## SUPPLIED INFORMATION
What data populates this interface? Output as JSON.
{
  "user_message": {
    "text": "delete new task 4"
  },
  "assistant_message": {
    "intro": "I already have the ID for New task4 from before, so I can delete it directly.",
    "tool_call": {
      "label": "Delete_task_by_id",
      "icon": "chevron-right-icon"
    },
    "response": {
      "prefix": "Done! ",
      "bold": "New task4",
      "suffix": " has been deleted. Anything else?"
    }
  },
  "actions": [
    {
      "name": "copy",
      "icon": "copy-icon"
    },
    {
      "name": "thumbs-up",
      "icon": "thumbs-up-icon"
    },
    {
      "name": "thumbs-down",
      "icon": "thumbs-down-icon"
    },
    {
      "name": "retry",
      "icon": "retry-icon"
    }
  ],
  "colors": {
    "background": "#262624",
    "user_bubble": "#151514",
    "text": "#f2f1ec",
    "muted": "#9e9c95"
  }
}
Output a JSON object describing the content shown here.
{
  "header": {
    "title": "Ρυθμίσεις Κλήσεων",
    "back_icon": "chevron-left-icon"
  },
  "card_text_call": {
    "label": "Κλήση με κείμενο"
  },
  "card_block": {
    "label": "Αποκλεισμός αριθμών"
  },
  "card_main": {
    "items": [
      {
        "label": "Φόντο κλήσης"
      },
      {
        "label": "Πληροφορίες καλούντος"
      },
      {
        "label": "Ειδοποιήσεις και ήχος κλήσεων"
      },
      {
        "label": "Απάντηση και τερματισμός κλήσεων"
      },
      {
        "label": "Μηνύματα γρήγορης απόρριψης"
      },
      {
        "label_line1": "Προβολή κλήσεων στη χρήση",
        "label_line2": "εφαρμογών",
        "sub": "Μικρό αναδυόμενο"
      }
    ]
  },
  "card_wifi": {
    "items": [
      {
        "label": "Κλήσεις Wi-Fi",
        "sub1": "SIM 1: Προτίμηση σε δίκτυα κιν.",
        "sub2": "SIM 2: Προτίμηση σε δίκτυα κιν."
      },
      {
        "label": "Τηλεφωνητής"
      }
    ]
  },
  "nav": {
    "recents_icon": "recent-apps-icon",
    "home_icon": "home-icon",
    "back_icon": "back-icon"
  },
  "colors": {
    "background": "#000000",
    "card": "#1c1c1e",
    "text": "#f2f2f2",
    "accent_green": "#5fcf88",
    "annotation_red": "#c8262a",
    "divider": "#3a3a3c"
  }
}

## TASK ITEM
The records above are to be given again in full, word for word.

## TASK ANSWER
What data populates this interface? Output as JSON.
{
  "user_message": {
    "text": "delete new task 4"
  },
  "assistant_message": {
    "intro": "I already have the ID for New task4 from before, so I can delete it directly.",
    "tool_call": {
      "label": "Delete_task_by_id",
      "icon": "chevron-right-icon"
    },
    "response": {
      "prefix": "Done! ",
      "bold": "New task4",
      "suffix": " has been deleted. Anything else?"
    }
  },
  "actions": [
    {
      "name": "copy",
      "icon": "copy-icon"
    },
    {
      "name": "thumbs-up",
      "icon": "thumbs-up-icon"
    },
    {
      "name": "thumbs-down",
      "icon": "thumbs-down-icon"
    },
    {
      "name": "retry",
      "icon": "retry-icon"
    }
  ],
  "colors": {
    "background": "#262624",
    "user_bubble": "#151514",
    "text": "#f2f1ec",
    "muted": "#9e9c95"
  }
}
Output a JSON object describing the content shown here.
{
  "header": {
    "title": "Ρυθμίσεις Κλήσεων",
    "back_icon": "chevron-left-icon"
  },
  "card_text_call": {
    "label": "Κλήση με κείμενο"
  },
  "card_block": {
    "label": "Αποκλεισμός αριθμών"
  },
  "card_main": {
    "items": [
      {
        "label": "Φόντο κλήσης"
      },
      {
        "label": "Πληροφορίες καλούντος"
      },
      {
        "label": "Ειδοποιήσεις και ήχος κλήσεων"
      },
      {
        "label": "Απάντηση και τερματισμός κλήσεων"
      },
      {
        "label": "Μηνύματα γρήγορης απόρριψης"
      },
      {
        "label_line1": "Προβολή κλήσεων στη χρήση",
        "label_line2": "εφαρμογών",
        "sub": "Μικρό αναδυόμενο"
      }
    ]
  },
  "card_wifi": {
    "items": [
      {
        "label": "Κλήσεις Wi-Fi",
        "sub1": "SIM 1: Προτίμηση σε δίκτυα κιν.",
        "sub2": "SIM 2: Προτίμηση σε δίκτυα κιν."
      },
      {
        "label": "Τηλεφωνητής"
      }
    ]
  },
  "nav": {
    "recents_icon": "recent-apps-icon",
    "home_icon": "home-icon",
    "back_icon": "back-icon"
  },
  "colors": {
    "background": "#000000",
    "card": "#1c1c1e",
    "text": "#f2f2f2",
    "accent_green": "#5fcf88",
    "annotation_red": "#c8262a",
    "divider": "#3a3a3c"
  }
}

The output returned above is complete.